**TASK ITEM**
The required output is all lines below that contain the word "https".
┌─ EXTRACTED MATERIAL
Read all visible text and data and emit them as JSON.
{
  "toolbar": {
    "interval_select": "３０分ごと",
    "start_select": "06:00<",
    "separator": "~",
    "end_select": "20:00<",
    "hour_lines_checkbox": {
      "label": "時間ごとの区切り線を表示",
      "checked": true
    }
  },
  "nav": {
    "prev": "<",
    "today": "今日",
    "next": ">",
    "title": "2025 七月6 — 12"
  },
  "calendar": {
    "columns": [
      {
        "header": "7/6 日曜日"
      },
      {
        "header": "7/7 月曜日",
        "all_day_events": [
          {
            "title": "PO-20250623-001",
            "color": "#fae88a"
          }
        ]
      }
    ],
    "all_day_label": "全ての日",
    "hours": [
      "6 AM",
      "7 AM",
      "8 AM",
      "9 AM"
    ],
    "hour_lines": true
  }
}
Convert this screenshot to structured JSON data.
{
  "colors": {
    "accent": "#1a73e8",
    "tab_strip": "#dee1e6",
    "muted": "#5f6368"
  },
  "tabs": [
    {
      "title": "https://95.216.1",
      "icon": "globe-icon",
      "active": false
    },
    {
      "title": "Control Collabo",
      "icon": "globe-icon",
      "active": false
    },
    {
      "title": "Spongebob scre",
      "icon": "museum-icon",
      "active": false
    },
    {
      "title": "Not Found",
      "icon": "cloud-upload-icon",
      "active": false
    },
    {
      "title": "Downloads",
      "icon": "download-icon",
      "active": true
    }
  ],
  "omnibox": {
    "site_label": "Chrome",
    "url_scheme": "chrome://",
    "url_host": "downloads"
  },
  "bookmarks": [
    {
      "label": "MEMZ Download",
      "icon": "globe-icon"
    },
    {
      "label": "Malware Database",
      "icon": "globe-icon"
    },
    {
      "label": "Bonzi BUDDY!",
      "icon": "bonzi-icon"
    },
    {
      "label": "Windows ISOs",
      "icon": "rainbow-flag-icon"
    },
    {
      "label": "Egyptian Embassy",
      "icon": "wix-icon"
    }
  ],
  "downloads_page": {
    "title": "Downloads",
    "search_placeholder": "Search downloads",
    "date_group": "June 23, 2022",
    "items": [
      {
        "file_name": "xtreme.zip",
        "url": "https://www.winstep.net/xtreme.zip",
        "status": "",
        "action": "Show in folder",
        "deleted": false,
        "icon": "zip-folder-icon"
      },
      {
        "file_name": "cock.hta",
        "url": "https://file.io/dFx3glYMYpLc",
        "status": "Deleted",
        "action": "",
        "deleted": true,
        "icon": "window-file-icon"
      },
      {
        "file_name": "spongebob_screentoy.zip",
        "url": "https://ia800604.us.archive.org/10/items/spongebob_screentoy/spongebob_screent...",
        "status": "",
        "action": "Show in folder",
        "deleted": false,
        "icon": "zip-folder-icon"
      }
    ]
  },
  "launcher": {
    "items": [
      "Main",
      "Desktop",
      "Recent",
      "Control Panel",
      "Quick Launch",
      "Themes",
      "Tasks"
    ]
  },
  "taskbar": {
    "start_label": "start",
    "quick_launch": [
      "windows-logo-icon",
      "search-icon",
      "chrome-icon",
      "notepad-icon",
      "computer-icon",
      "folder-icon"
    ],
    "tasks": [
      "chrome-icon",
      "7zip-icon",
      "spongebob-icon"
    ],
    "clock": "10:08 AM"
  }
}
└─
**OUTPUT OF THE EXERCISE**
      "title": "https://95.216.1",
        "url": "https://www.winstep.net/xtreme.zip",
        "url": "https://file.io/dFx3glYMYpLc",
        "url": "https://ia800604.us.archive.org/10/items/spongebob_screentoy/spongebob_screent...",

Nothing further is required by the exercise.